“Well, in terms of culture, imagine I’m in charge of organizing the Philharmonic Week. I have to be responsible for all the composers who are dead but still alive. Take Chopin. He’s dead, but you and I both know that when a musician like Argerich performs his work, Chopin comes back to life and takes flight in the concert hall. Besides, when you’re working on a project like the Philharmonic Week, you’re in charge of the musicians in the orchestra, the singers in the choir, the conductors. Their lives are part of your job as well as their instruments.”
“I understand. And could you explain how you were in charge of other people’s lives at your most recent job?”
I can’t explain, because now the bird is beating its wings. I can’t hold it any more. I take it from my pocket, unwrap the paper towel, and put it on top of my CV, which is still on the desk. The bird is injured. There’s a spot of blood on the towel, but it’s alive.
The bird gets to know me. It walks across the languages I speak fluently, then shits on my work experience. It stops on my contact information and stays still. I pick it up gently and stretch out its wings: fragile, but intact.
“It’s a yellow-breasted kjøtmeis,” I say. “When I was leaving the house to come here, I found it dying in the hallway, so I’ve spent this interview thinking not just about how important this job would be for my professional development and about the dead classical musicians for whom I would be responsible, to say nothing of the live musicians who I would support, but also about saving the life of this bird. So another qualification of mine for this position is that I can stay calm and perform well under pressure.”
The bird chooses this moment to fly. It circles the office, flashes like a star over the computer screens, shits again on the budget reports spooling out of the printer. It lands on the city archives and looks down at the Department of Community Administration with the proud raised head of a newly decorated veteran. The bureaucrats watch from their cubicles, spinning on their ergonomic chairs, but nobody stands. Most of them stay quiet, admiring the bird, smiling, but some are annoyed; some turn back to their screens and protect their head and faces with sheets of printer paper.
The interviewer and I can see that it’s time to open the windows.
The bird feels the cold February air rush into the office and follows it to freedom. It bounces off the photocopier and shoots out the closest window. The building is cold now, but otherwise the day has returned to normal, and I go back to the interviewer’s office to finish my coffee.
When I leave the interviewer doesn’t shake my hand. That doesn’t concern me, since Norwegians often avoid physical contact when they say hello or goodbye. Instead, he brings back his favorite trick, opening his eyes and raising his eyebrows as he says that he’ll call me. I believe him and smile to show it.
On the way home I see plenty of birds, but I’m looking for the one that kept me company during the interview.
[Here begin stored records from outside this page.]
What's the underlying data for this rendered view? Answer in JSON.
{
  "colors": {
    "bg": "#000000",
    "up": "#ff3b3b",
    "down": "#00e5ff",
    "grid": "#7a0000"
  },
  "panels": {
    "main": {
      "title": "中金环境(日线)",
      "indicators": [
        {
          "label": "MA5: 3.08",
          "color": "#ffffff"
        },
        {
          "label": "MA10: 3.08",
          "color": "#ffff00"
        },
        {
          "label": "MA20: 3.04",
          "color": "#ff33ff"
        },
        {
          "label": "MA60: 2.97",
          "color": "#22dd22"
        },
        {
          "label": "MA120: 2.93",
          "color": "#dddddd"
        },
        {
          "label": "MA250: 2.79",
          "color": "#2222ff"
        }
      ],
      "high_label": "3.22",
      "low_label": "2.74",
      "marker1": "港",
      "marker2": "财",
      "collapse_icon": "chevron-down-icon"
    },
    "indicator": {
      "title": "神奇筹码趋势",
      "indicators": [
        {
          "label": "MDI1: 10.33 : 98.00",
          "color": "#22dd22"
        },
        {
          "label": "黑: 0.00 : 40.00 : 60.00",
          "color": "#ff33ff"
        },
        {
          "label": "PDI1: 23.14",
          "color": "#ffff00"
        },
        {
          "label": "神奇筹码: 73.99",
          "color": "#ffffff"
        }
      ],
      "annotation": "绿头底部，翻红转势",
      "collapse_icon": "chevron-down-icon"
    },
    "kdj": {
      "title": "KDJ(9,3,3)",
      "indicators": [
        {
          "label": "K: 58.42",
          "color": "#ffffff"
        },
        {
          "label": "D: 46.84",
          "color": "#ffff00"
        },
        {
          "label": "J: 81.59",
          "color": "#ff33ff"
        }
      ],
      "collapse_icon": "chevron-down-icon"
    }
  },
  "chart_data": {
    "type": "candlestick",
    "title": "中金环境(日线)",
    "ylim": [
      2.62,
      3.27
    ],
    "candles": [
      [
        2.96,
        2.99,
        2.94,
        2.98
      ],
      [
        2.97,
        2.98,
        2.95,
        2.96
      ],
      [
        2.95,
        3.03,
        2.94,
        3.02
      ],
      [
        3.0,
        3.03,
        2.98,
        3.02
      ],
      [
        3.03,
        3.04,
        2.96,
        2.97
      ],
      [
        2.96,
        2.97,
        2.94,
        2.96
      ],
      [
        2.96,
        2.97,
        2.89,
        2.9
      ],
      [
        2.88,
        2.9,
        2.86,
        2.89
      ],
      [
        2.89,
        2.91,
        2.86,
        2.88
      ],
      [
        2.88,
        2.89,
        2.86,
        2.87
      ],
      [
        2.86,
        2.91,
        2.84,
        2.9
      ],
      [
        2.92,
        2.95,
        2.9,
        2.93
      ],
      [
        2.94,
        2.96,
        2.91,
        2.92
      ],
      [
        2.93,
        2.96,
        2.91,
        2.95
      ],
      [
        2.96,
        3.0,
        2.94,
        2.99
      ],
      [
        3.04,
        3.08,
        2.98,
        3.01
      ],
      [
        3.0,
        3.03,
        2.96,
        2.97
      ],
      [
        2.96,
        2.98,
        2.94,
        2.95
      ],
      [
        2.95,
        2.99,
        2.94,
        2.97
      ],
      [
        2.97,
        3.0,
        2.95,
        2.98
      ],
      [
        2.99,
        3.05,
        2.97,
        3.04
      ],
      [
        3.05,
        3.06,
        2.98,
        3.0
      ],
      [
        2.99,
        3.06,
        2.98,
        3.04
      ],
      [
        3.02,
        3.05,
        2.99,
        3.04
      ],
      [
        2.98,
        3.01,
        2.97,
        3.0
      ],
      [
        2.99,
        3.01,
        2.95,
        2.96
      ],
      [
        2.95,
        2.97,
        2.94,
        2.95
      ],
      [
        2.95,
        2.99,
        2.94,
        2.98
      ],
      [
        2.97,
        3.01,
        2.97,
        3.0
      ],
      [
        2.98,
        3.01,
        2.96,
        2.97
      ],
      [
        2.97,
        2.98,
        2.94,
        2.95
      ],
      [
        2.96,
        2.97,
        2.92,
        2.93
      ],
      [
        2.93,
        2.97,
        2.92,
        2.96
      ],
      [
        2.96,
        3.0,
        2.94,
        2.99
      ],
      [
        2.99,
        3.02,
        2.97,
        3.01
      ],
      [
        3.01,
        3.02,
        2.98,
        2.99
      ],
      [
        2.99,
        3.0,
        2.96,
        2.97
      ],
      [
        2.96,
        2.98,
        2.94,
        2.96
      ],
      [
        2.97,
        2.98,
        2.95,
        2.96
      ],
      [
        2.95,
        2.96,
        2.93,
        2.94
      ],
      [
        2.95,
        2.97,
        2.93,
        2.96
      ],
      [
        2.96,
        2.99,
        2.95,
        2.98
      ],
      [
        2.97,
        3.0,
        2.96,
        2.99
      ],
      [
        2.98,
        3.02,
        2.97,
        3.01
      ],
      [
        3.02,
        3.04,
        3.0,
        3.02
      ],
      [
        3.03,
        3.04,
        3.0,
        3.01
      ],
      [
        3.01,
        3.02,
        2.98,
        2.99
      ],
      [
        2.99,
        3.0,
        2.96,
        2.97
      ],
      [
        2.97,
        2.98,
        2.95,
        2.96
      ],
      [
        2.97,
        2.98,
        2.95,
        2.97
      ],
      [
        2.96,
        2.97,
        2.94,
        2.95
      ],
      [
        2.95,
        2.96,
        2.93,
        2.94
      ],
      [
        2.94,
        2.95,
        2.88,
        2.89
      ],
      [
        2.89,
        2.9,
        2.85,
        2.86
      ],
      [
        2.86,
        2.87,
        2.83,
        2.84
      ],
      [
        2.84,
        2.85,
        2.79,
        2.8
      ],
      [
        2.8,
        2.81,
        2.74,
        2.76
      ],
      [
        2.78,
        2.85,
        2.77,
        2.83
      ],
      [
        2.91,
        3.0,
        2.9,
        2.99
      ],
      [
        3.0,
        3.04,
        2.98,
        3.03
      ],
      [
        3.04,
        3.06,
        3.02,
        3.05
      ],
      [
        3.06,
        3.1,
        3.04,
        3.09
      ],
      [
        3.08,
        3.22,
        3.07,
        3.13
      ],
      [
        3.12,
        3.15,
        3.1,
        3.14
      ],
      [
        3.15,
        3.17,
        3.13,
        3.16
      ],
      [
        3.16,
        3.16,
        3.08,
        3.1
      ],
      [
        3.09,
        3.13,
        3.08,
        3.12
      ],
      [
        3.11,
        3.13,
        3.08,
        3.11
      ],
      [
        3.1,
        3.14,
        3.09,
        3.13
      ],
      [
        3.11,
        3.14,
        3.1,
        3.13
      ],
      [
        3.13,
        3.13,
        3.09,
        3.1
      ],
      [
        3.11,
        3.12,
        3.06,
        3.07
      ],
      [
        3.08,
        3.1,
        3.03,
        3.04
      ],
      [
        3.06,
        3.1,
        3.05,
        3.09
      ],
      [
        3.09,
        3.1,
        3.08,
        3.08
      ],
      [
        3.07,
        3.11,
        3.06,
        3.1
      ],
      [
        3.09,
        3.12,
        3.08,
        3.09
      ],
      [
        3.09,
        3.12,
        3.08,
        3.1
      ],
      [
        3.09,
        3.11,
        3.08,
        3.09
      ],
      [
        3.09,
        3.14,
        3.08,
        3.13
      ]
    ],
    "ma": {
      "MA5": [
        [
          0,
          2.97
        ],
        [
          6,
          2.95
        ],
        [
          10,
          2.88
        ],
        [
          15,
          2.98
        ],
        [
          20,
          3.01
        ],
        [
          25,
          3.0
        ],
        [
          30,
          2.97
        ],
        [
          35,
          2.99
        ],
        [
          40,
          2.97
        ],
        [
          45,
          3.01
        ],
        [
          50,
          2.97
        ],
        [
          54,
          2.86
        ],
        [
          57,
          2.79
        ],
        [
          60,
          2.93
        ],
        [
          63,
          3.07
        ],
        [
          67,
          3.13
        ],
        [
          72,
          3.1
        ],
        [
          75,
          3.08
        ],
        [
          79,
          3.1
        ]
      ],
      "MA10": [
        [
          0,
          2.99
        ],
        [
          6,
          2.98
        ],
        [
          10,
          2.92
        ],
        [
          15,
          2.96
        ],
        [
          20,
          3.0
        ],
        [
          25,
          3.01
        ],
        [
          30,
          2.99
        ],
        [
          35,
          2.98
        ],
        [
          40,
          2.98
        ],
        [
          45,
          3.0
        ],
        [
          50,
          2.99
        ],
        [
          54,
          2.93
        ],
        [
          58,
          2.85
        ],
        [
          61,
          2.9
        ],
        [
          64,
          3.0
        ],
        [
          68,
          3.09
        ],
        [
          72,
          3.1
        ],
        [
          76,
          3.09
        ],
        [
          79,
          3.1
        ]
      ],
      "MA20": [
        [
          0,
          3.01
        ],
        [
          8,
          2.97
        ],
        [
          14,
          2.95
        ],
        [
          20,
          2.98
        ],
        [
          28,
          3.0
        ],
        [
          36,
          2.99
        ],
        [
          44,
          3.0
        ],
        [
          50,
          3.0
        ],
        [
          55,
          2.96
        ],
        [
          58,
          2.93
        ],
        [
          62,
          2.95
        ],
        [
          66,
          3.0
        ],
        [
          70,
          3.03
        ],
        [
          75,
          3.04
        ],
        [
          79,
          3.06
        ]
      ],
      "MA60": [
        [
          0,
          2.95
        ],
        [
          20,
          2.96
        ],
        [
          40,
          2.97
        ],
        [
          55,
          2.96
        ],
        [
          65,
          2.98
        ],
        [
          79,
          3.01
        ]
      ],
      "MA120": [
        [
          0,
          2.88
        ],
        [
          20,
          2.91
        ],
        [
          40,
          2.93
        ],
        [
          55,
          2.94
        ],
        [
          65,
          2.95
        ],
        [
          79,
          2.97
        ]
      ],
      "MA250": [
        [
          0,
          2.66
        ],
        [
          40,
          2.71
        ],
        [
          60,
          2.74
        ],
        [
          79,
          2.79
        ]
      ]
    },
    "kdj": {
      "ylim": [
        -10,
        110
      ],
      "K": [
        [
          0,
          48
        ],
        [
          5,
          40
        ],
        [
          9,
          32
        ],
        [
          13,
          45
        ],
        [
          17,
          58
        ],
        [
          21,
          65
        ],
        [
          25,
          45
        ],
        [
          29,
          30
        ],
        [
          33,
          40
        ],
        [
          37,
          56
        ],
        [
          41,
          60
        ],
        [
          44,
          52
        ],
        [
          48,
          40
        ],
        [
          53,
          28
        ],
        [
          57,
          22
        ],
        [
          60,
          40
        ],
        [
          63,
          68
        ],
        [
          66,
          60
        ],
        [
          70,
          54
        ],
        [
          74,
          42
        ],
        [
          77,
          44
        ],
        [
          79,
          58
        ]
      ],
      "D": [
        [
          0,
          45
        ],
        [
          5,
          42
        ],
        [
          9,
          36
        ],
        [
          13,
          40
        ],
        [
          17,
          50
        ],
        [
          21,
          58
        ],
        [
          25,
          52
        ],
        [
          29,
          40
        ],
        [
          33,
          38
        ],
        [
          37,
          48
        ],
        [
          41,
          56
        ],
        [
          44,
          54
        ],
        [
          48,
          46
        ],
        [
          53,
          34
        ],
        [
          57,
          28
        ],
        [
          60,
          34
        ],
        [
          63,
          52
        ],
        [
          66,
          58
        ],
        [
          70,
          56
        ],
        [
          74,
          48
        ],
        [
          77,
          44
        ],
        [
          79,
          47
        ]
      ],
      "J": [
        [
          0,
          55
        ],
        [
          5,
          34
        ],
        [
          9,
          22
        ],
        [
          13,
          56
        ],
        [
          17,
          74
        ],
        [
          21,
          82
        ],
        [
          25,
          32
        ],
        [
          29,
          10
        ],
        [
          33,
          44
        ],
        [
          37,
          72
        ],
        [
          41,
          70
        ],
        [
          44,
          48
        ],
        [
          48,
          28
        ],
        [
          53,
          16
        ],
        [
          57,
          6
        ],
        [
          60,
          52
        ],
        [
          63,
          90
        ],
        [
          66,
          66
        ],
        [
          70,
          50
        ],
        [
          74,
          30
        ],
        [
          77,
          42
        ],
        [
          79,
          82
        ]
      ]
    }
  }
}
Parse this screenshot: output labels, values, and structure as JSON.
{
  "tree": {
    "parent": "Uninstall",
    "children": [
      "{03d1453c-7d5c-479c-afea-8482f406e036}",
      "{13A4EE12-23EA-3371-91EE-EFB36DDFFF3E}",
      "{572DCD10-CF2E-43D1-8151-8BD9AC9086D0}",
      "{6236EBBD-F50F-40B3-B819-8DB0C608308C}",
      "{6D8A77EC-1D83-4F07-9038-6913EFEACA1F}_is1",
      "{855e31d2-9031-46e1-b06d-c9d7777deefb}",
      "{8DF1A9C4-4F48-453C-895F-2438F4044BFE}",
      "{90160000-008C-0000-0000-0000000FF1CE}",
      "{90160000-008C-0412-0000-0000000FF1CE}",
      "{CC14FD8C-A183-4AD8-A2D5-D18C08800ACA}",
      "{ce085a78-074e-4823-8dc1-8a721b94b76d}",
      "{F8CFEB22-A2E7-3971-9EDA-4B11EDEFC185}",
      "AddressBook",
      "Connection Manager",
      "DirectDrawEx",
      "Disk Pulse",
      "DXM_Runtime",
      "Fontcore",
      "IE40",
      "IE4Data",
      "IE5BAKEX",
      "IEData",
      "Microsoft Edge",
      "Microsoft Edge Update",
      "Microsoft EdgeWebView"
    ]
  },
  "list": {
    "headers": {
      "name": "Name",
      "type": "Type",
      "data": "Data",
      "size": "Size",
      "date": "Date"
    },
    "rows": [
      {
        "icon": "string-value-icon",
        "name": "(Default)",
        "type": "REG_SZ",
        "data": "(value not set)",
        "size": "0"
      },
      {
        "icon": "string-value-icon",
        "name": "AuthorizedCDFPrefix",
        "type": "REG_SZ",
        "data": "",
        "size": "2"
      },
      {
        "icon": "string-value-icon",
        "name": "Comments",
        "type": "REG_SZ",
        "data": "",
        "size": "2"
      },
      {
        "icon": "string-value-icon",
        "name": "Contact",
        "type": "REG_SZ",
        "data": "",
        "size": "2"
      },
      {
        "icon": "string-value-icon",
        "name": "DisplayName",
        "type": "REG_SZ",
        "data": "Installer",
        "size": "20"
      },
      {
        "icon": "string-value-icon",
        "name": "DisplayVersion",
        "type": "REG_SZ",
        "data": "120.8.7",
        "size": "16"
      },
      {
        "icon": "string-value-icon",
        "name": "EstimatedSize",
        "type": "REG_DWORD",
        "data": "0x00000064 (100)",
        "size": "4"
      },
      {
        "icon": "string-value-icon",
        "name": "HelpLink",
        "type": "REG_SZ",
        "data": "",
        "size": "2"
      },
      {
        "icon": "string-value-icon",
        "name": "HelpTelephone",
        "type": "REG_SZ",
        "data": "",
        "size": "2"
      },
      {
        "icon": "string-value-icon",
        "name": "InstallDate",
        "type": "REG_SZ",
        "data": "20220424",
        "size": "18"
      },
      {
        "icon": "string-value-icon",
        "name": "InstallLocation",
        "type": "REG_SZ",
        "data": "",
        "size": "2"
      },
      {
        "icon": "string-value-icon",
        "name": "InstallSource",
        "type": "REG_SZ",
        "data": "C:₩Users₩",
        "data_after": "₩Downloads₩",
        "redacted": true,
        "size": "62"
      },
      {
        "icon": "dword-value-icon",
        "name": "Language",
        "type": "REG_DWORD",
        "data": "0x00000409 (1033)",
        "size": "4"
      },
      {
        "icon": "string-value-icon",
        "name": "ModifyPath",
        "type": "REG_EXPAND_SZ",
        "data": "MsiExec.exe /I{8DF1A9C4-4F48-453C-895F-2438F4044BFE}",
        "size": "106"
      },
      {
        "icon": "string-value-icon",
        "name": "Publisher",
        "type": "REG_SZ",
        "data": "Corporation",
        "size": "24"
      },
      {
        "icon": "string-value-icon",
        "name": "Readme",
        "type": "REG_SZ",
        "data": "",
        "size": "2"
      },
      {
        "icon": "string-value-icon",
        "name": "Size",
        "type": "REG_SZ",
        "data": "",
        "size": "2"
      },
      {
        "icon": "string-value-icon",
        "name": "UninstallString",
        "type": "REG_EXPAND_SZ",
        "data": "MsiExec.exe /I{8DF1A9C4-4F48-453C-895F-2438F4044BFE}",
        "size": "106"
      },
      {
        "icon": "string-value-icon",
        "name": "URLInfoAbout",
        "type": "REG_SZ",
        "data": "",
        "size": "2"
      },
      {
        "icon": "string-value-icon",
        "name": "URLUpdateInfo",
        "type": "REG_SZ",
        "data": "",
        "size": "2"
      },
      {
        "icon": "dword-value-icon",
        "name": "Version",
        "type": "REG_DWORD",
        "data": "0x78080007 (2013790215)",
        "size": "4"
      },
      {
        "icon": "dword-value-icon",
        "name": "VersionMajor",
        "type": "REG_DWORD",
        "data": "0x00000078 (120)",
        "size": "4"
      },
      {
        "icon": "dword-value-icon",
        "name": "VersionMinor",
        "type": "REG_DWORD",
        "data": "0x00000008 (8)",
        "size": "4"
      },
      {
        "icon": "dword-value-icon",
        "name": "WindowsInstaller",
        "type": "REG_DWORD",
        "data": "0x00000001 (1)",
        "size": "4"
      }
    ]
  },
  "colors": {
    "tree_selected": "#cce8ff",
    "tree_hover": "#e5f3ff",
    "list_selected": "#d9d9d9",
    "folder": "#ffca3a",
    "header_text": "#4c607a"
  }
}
I’d like to say thank you. Sometimes it’s a good idea to carry dying animals around, to keep your hands in your pockets, and to never take off your coat.